[Items from an interface collection]
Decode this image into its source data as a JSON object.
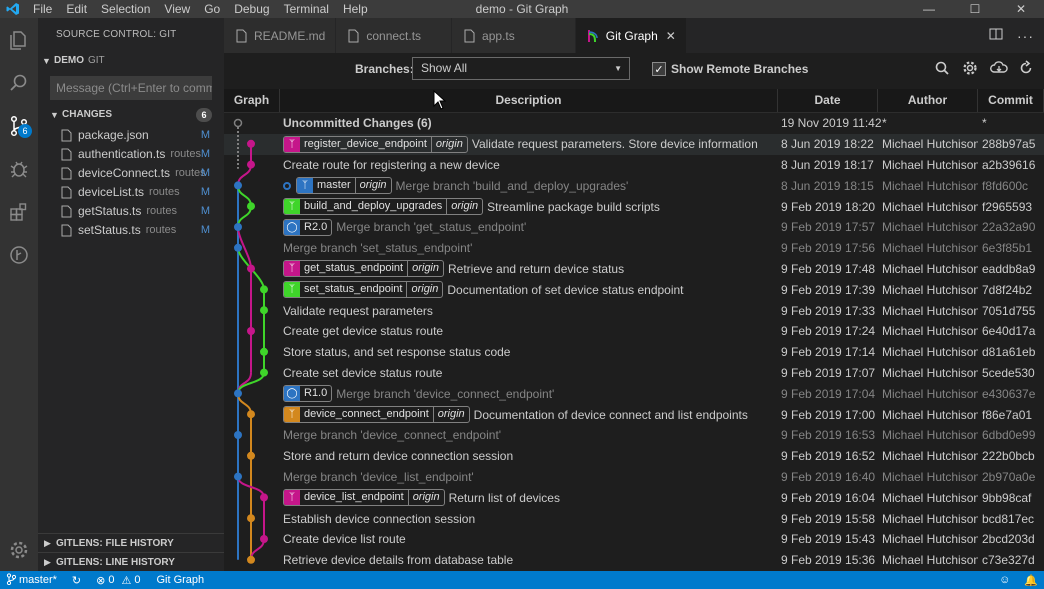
{
  "window": {
    "title": "demo - Git Graph",
    "menu": [
      "File",
      "Edit",
      "Selection",
      "View",
      "Go",
      "Debug",
      "Terminal",
      "Help"
    ]
  },
  "activity": {
    "scm_badge": "6"
  },
  "sidebar": {
    "header": "SOURCE CONTROL: GIT",
    "repo": {
      "name": "DEMO",
      "provider": "GIT"
    },
    "commit_placeholder": "Message (Ctrl+Enter to commit",
    "changes": {
      "label": "CHANGES",
      "count": "6"
    },
    "files": [
      {
        "name": "package.json",
        "dir": "",
        "status": "M"
      },
      {
        "name": "authentication.ts",
        "dir": "routes",
        "status": "M"
      },
      {
        "name": "deviceConnect.ts",
        "dir": "routes",
        "status": "M"
      },
      {
        "name": "deviceList.ts",
        "dir": "routes",
        "status": "M"
      },
      {
        "name": "getStatus.ts",
        "dir": "routes",
        "status": "M"
      },
      {
        "name": "setStatus.ts",
        "dir": "routes",
        "status": "M"
      }
    ],
    "bottom_sections": [
      "GITLENS: FILE HISTORY",
      "GITLENS: LINE HISTORY"
    ]
  },
  "tabs": [
    {
      "label": "README.md",
      "active": false
    },
    {
      "label": "connect.ts",
      "active": false
    },
    {
      "label": "app.ts",
      "active": false
    },
    {
      "label": "Git Graph",
      "active": true
    }
  ],
  "gitgraph": {
    "branches_label": "Branches:",
    "branches_value": "Show All",
    "show_remote_label": "Show Remote Branches",
    "show_remote_checked": true,
    "columns": [
      "Graph",
      "Description",
      "Date",
      "Author",
      "Commit"
    ],
    "rows": [
      {
        "desc": "Uncommitted Changes (6)",
        "date": "19 Nov 2019 11:42",
        "author": "*",
        "commit": "*"
      },
      {
        "desc": "Validate request parameters. Store device information",
        "date": "8 Jun 2019 18:22",
        "author": "Michael Hutchison",
        "commit": "288b97a5",
        "ref": "register_device_endpoint",
        "remote": "origin"
      },
      {
        "desc": "Create route for registering a new device",
        "date": "8 Jun 2019 18:17",
        "author": "Michael Hutchison",
        "commit": "a2b39616"
      },
      {
        "desc": "Merge branch 'build_and_deploy_upgrades'",
        "date": "8 Jun 2019 18:15",
        "author": "Michael Hutchison",
        "commit": "f8fd600c",
        "ref": "master",
        "remote": "origin"
      },
      {
        "desc": "Streamline package build scripts",
        "date": "9 Feb 2019 18:20",
        "author": "Michael Hutchison",
        "commit": "f2965593",
        "ref": "build_and_deploy_upgrades",
        "remote": "origin"
      },
      {
        "desc": "Merge branch 'get_status_endpoint'",
        "date": "9 Feb 2019 17:57",
        "author": "Michael Hutchison",
        "commit": "22a32a90",
        "tag": "R2.0"
      },
      {
        "desc": "Merge branch 'set_status_endpoint'",
        "date": "9 Feb 2019 17:56",
        "author": "Michael Hutchison",
        "commit": "6e3f85b1"
      },
      {
        "desc": "Retrieve and return device status",
        "date": "9 Feb 2019 17:48",
        "author": "Michael Hutchison",
        "commit": "eaddb8a9",
        "ref": "get_status_endpoint",
        "remote": "origin"
      },
      {
        "desc": "Documentation of set device status endpoint",
        "date": "9 Feb 2019 17:39",
        "author": "Michael Hutchison",
        "commit": "7d8f24b2",
        "ref": "set_status_endpoint",
        "remote": "origin"
      },
      {
        "desc": "Validate request parameters",
        "date": "9 Feb 2019 17:33",
        "author": "Michael Hutchison",
        "commit": "7051d755"
      },
      {
        "desc": "Create get device status route",
        "date": "9 Feb 2019 17:24",
        "author": "Michael Hutchison",
        "commit": "6e40d17a"
      },
      {
        "desc": "Store status, and set response status code",
        "date": "9 Feb 2019 17:14",
        "author": "Michael Hutchison",
        "commit": "d81a61eb"
      },
      {
        "desc": "Create set device status route",
        "date": "9 Feb 2019 17:07",
        "author": "Michael Hutchison",
        "commit": "5cede530"
      },
      {
        "desc": "Merge branch 'device_connect_endpoint'",
        "date": "9 Feb 2019 17:04",
        "author": "Michael Hutchison",
        "commit": "e430637e",
        "tag": "R1.0"
      },
      {
        "desc": "Documentation of device connect and list endpoints",
        "date": "9 Feb 2019 17:00",
        "author": "Michael Hutchison",
        "commit": "f86e7a01",
        "ref": "device_connect_endpoint",
        "remote": "origin"
      },
      {
        "desc": "Merge branch 'device_connect_endpoint'",
        "date": "9 Feb 2019 16:53",
        "author": "Michael Hutchison",
        "commit": "6dbd0e99"
      },
      {
        "desc": "Store and return device connection session",
        "date": "9 Feb 2019 16:52",
        "author": "Michael Hutchison",
        "commit": "222b0bcb"
      },
      {
        "desc": "Merge branch 'device_list_endpoint'",
        "date": "9 Feb 2019 16:40",
        "author": "Michael Hutchison",
        "commit": "2b970a0e"
      },
      {
        "desc": "Return list of devices",
        "date": "9 Feb 2019 16:04",
        "author": "Michael Hutchison",
        "commit": "9bb98caf",
        "ref": "device_list_endpoint",
        "remote": "origin"
      },
      {
        "desc": "Establish device connection session",
        "date": "9 Feb 2019 15:58",
        "author": "Michael Hutchison",
        "commit": "bcd817ec"
      },
      {
        "desc": "Create device list route",
        "date": "9 Feb 2019 15:43",
        "author": "Michael Hutchison",
        "commit": "2bcd203d"
      },
      {
        "desc": "Retrieve device details from database table",
        "date": "9 Feb 2019 15:36",
        "author": "Michael Hutchison",
        "commit": "c73e327d"
      }
    ]
  },
  "statusbar": {
    "branch": "master*",
    "errors": "0",
    "warnings": "0",
    "git_graph": "Git Graph"
  },
  "colors": {
    "accent": "#007acc",
    "magenta": "#c5168a",
    "green": "#3fd52a",
    "blue": "#2d74c2",
    "orange": "#d3881e",
    "gray": "#808080"
  }
}
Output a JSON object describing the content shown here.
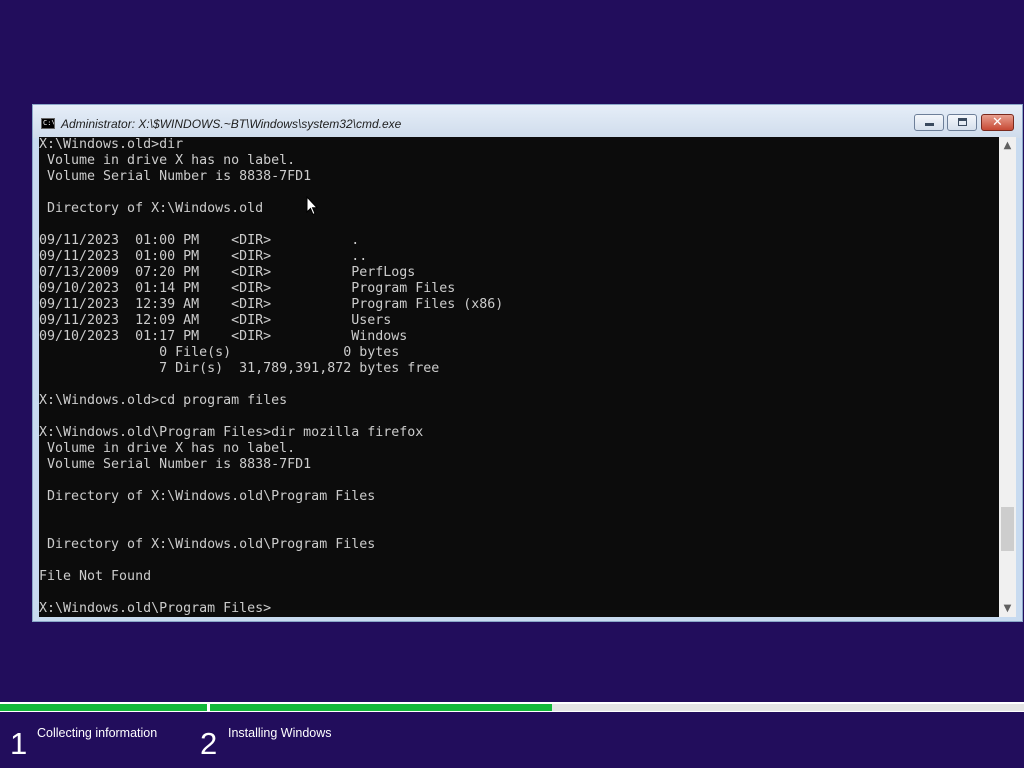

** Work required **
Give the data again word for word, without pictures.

** Task answer **
Decode this image into its source data as a JSON object.
{
  "window": {
    "title": "demo - Git Graph",
    "menu": [
      "File",
      "Edit",
      "Selection",
      "View",
      "Go",
      "Debug",
      "Terminal",
      "Help"
    ]
  },
  "activity": {
    "scm_badge": "6"
  },
  "sidebar": {
    "header": "SOURCE CONTROL: GIT",
    "repo": {
      "name": "DEMO",
      "provider": "GIT"
    },
    "commit_placeholder": "Message (Ctrl+Enter to commit",
    "changes": {
      "label": "CHANGES",
      "count": "6"
    },
    "files": [
      {
        "name": "package.json",
        "dir": "",
        "status": "M"
      },
      {
        "name": "authentication.ts",
        "dir": "routes",
        "status": "M"
      },
      {
        "name": "deviceConnect.ts",
        "dir": "routes",
        "status": "M"
      },
      {
        "name": "deviceList.ts",
        "dir": "routes",
        "status": "M"
      },
      {
        "name": "getStatus.ts",
        "dir": "routes",
        "status": "M"
      },
      {
        "name": "setStatus.ts",
        "dir": "routes",
        "status": "M"
      }
    ],
    "bottom_sections": [
      "GITLENS: FILE HISTORY",
      "GITLENS: LINE HISTORY"
    ]
  },
  "tabs": [
    {
      "label": "README.md",
      "active": false
    },
    {
      "label": "connect.ts",
      "active": false
    },
    {
      "label": "app.ts",
      "active": false
    },
    {
      "label": "Git Graph",
      "active": true
    }
  ],
  "gitgraph": {
    "branches_label": "Branches:",
    "branches_value": "Show All",
    "show_remote_label": "Show Remote Branches",
    "show_remote_checked": true,
    "columns": [
      "Graph",
      "Description",
      "Date",
      "Author",
      "Commit"
    ],
    "rows": [
      {
        "desc": "Uncommitted Changes (6)",
        "date": "19 Nov 2019 11:42",
        "author": "*",
        "commit": "*"
      },
      {
        "desc": "Validate request parameters. Store device information",
        "date": "8 Jun 2019 18:22",
        "author": "Michael Hutchison",
        "commit": "288b97a5",
        "ref": "register_device_endpoint",
        "remote": "origin"
      },
      {
        "desc": "Create route for registering a new device",
        "date": "8 Jun 2019 18:17",
        "author": "Michael Hutchison",
        "commit": "a2b39616"
      },
      {
        "desc": "Merge branch 'build_and_deploy_upgrades'",
        "date": "8 Jun 2019 18:15",
        "author": "Michael Hutchison",
        "commit": "f8fd600c",
        "ref": "master",
        "remote": "origin"
      },
      {
        "desc": "Streamline package build scripts",
        "date": "9 Feb 2019 18:20",
        "author": "Michael Hutchison",
        "commit": "f2965593",
        "ref": "build_and_deploy_upgrades",
        "remote": "origin"
      },
      {
        "desc": "Merge branch 'get_status_endpoint'",
        "date": "9 Feb 2019 17:57",
        "author": "Michael Hutchison",
        "commit": "22a32a90",
        "tag": "R2.0"
      },
      {
        "desc": "Merge branch 'set_status_endpoint'",
        "date": "9 Feb 2019 17:56",
        "author": "Michael Hutchison",
        "commit": "6e3f85b1"
      },
      {
        "desc": "Retrieve and return device status",
        "date": "9 Feb 2019 17:48",
        "author": "Michael Hutchison",
        "commit": "eaddb8a9",
        "ref": "get_status_endpoint",
        "remote": "origin"
      },
      {
        "desc": "Documentation of set device status endpoint",
        "date": "9 Feb 2019 17:39",
        "author": "Michael Hutchison",
        "commit": "7d8f24b2",
        "ref": "set_status_endpoint",
        "remote": "origin"
      },
      {
        "desc": "Validate request parameters",
        "date": "9 Feb 2019 17:33",
        "author": "Michael Hutchison",
        "commit": "7051d755"
      },
      {
        "desc": "Create get device status route",
        "date": "9 Feb 2019 17:24",
        "author": "Michael Hutchison",
        "commit": "6e40d17a"
      },
      {
        "desc": "Store status, and set response status code",
        "date": "9 Feb 2019 17:14",
        "author": "Michael Hutchison",
        "commit": "d81a61eb"
      },
      {
        "desc": "Create set device status route",
        "date": "9 Feb 2019 17:07",
        "author": "Michael Hutchison",
        "commit": "5cede530"
      },
      {
        "desc": "Merge branch 'device_connect_endpoint'",
        "date": "9 Feb 2019 17:04",
        "author": "Michael Hutchison",
        "commit": "e430637e",
        "tag": "R1.0"
      },
      {
        "desc": "Documentation of device connect and list endpoints",
        "date": "9 Feb 2019 17:00",
        "author": "Michael Hutchison",
        "commit": "f86e7a01",
        "ref": "device_connect_endpoint",
        "remote": "origin"
      },
      {
        "desc": "Merge branch 'device_connect_endpoint'",
        "date": "9 Feb 2019 16:53",
        "author": "Michael Hutchison",
        "commit": "6dbd0e99"
      },
      {
        "desc": "Store and return device connection session",
        "date": "9 Feb 2019 16:52",
        "author": "Michael Hutchison",
        "commit": "222b0bcb"
      },
      {
        "desc": "Merge branch 'device_list_endpoint'",
        "date": "9 Feb 2019 16:40",
        "author": "Michael Hutchison",
        "commit": "2b970a0e"
      },
      {
        "desc": "Return list of devices",
        "date": "9 Feb 2019 16:04",
        "author": "Michael Hutchison",
        "commit": "9bb98caf",
        "ref": "device_list_endpoint",
        "remote": "origin"
      },
      {
        "desc": "Establish device connection session",
        "date": "9 Feb 2019 15:58",
        "author": "Michael Hutchison",
        "commit": "bcd817ec"
      },
      {
        "desc": "Create device list route",
        "date": "9 Feb 2019 15:43",
        "author": "Michael Hutchison",
        "commit": "2bcd203d"
      },
      {
        "desc": "Retrieve device details from database table",
        "date": "9 Feb 2019 15:36",
        "author": "Michael Hutchison",
        "commit": "c73e327d"
      }
    ]
  },
  "statusbar": {
    "branch": "master*",
    "errors": "0",
    "warnings": "0",
    "git_graph": "Git Graph"
  },
  "colors": {
    "accent": "#007acc",
    "magenta": "#c5168a",
    "green": "#3fd52a",
    "blue": "#2d74c2",
    "orange": "#d3881e",
    "gray": "#808080"
  }
}
Output a JSON object describing the content shown here.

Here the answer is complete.